I began working at a marketing research company where my wife had found a job. Doing telephone surveys was not overly dissimilar to the telephone promotion work that we had to sometimes do while working the show except it was easier since we weren't selling anything. The working environment was comfortable and I fit in well with the other employees and the executive staff. The work was mostly in the afternoons and evenings which meant I didn't have to wake up early. The hours were what I had been accustomed to.
It was mid July when my wife began to feel the baby coming. It was hot. Miserably so. While I was at work on that day, my wife had the moral support of one of her friends. My wife had heard that walking would speed up the baby's arrival so she walked around the air-conditioned apartment most of the day. Still no baby.
When I got home from work she was still walking and waiting. Her friend left since I was now there. I changed into a pair of shorts and a t-shirt. I rarely wore shorts, but even at 9 PM it was sweltering and extremely humid. If I was feeling so uncomfortable I could only imagine how my wife must have felt.
We rested and dozed until around 1 AM when my wife woke me to let me know it was time. We grabbed the overnight bag that was waiting and headed to the car. The air was so laden with moisture you couldn't tell where it ended and your sweat began. I drove with my window down trying to catch as much breeze as I could.
In the darkened sky heavy clouds were gathering. Lightning flashed on the horizon. I wasn't sure if the electrical discharge was from the heat or an approaching storm. Maybe it was an omen announcing the birth of our child. Whether or not there was rain coming, I began thinking of a lifetime filled with rainbows. A love for my young wife welled within me like a warm flood. We would soon be parents.

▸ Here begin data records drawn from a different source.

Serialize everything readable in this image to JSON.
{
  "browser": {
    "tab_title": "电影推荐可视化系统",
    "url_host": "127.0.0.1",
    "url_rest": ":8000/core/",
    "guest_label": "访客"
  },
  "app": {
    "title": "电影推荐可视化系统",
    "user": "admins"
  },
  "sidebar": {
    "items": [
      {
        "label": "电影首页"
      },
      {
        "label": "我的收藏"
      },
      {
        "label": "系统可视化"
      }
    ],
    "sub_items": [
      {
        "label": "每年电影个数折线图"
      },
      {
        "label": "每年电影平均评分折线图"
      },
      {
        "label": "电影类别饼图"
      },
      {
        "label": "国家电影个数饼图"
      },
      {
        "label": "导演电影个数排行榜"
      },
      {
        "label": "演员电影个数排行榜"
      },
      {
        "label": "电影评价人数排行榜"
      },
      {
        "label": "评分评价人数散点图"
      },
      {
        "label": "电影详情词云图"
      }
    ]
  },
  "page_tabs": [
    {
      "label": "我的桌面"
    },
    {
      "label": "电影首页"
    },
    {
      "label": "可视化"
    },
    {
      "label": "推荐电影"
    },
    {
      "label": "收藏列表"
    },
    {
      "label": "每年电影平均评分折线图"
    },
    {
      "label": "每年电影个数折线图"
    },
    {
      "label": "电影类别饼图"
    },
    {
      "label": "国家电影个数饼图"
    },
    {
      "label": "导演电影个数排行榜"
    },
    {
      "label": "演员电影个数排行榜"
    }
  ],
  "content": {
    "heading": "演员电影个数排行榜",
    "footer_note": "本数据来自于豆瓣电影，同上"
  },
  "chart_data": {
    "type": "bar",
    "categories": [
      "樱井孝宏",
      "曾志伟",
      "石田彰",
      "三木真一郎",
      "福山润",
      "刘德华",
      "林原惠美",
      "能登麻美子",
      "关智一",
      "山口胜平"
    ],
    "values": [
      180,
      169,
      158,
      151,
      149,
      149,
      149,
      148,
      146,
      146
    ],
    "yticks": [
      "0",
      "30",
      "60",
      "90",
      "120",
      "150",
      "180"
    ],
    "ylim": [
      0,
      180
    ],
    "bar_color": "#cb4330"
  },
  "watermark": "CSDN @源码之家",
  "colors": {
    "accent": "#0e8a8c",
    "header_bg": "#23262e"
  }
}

Our son arrived quickly and without complication. Since I had participated in birthing classes I was permitted in the delivery room. The miracle of the boy baby's arrival was like nothing I had ever witnessed before. I was bursting with pride in this beautiful baby boy. I wanted to show him to everyone. No one had ever seen such a beautiful baby as this.
After the baby's arrival and things were more subdued, my wife slept. I went to the waiting area to use the pay phone. I had to call someone to tell them even though it was four in the morning. I called my friend Marvin. He answered groggily and congratulated me after I told him the news. As I paced around the waiting room my mind raced. Did I need to get a box of cigars? Who did I know who smoked cigars anyway?
The hospital staff recommended that I go home and rest while my wife was recuperating. If it was determined that all was well I would be able to take my family home that afternoon. Like being in the happiest dream I could ever imagine, I went to my car and drove home.
Even at this hour it was still hot and humid. There were still clouds, but there was no rain. From all appearances today would be another bright sunny day. No rain meant no rainbows in the sky, but metaphorical rainbows permeated every part of me.
I was now a father.
What experience in your life did you have a big build up for? Did things pan out as you dreamed? How do you think having children changes a person?